» **Goal of the exercise**: Every entry has to be restated word for word.

********************

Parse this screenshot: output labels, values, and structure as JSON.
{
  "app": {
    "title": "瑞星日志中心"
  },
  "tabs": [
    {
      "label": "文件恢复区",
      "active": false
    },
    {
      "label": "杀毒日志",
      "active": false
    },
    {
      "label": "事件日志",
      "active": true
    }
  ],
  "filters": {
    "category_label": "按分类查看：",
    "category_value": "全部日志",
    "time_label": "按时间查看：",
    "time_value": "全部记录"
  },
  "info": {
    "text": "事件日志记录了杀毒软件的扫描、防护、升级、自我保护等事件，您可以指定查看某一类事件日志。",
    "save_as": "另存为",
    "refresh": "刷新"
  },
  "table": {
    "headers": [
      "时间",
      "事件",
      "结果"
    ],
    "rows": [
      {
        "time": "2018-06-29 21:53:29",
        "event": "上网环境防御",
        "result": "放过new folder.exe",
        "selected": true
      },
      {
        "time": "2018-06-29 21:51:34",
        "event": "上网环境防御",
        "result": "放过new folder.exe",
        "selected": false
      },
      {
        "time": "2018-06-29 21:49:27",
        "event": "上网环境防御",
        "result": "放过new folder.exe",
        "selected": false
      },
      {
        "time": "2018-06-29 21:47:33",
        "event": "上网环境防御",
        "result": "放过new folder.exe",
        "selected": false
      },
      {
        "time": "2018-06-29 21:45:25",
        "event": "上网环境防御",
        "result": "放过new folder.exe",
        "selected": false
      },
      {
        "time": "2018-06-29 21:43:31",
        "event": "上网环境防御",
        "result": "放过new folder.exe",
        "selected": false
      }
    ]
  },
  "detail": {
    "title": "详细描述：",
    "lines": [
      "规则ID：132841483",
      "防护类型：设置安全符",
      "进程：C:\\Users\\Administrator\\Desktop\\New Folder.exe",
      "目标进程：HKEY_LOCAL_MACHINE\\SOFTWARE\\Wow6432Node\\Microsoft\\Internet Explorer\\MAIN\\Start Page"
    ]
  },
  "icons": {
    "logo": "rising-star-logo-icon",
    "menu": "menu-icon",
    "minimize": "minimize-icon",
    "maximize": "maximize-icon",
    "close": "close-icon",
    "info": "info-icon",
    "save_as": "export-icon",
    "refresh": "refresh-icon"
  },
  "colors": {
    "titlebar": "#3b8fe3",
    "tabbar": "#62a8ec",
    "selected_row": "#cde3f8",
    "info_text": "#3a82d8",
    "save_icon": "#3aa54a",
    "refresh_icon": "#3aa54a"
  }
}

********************

» **Task result**:
Parse this screenshot: output labels, values, and structure as JSON.
{
  "app": {
    "title": "瑞星日志中心"
  },
  "tabs": [
    {
      "label": "文件恢复区",
      "active": false
    },
    {
      "label": "杀毒日志",
      "active": false
    },
    {
      "label": "事件日志",
      "active": true
    }
  ],
  "filters": {
    "category_label": "按分类查看：",
    "category_value": "全部日志",
    "time_label": "按时间查看：",
    "time_value": "全部记录"
  },
  "info": {
    "text": "事件日志记录了杀毒软件的扫描、防护、升级、自我保护等事件，您可以指定查看某一类事件日志。",
    "save_as": "另存为",
    "refresh": "刷新"
  },
  "table": {
    "headers": [
      "时间",
      "事件",
      "结果"
    ],
    "rows": [
      {
        "time": "2018-06-29 21:53:29",
        "event": "上网环境防御",
        "result": "放过new folder.exe",
        "selected": true
      },
      {
        "time": "2018-06-29 21:51:34",
        "event": "上网环境防御",
        "result": "放过new folder.exe",
        "selected": false
      },
      {
        "time": "2018-06-29 21:49:27",
        "event": "上网环境防御",
        "result": "放过new folder.exe",
        "selected": false
      },
      {
        "time": "2018-06-29 21:47:33",
        "event": "上网环境防御",
        "result": "放过new folder.exe",
        "selected": false
      },
      {
        "time": "2018-06-29 21:45:25",
        "event": "上网环境防御",
        "result": "放过new folder.exe",
        "selected": false
      },
      {
        "time": "2018-06-29 21:43:31",
        "event": "上网环境防御",
        "result": "放过new folder.exe",
        "selected": false
      }
    ]
  },
  "detail": {
    "title": "详细描述：",
    "lines": [
      "规则ID：132841483",
      "防护类型：设置安全符",
      "进程：C:\\Users\\Administrator\\Desktop\\New Folder.exe",
      "目标进程：HKEY_LOCAL_MACHINE\\SOFTWARE\\Wow6432Node\\Microsoft\\Internet Explorer\\MAIN\\Start Page"
    ]
  },
  "icons": {
    "logo": "rising-star-logo-icon",
    "menu": "menu-icon",
    "minimize": "minimize-icon",
    "maximize": "maximize-icon",
    "close": "close-icon",
    "info": "info-icon",
    "save_as": "export-icon",
    "refresh": "refresh-icon"
  },
  "colors": {
    "titlebar": "#3b8fe3",
    "tabbar": "#62a8ec",
    "selected_row": "#cde3f8",
    "info_text": "#3a82d8",
    "save_icon": "#3aa54a",
    "refresh_icon": "#3aa54a"
  }
}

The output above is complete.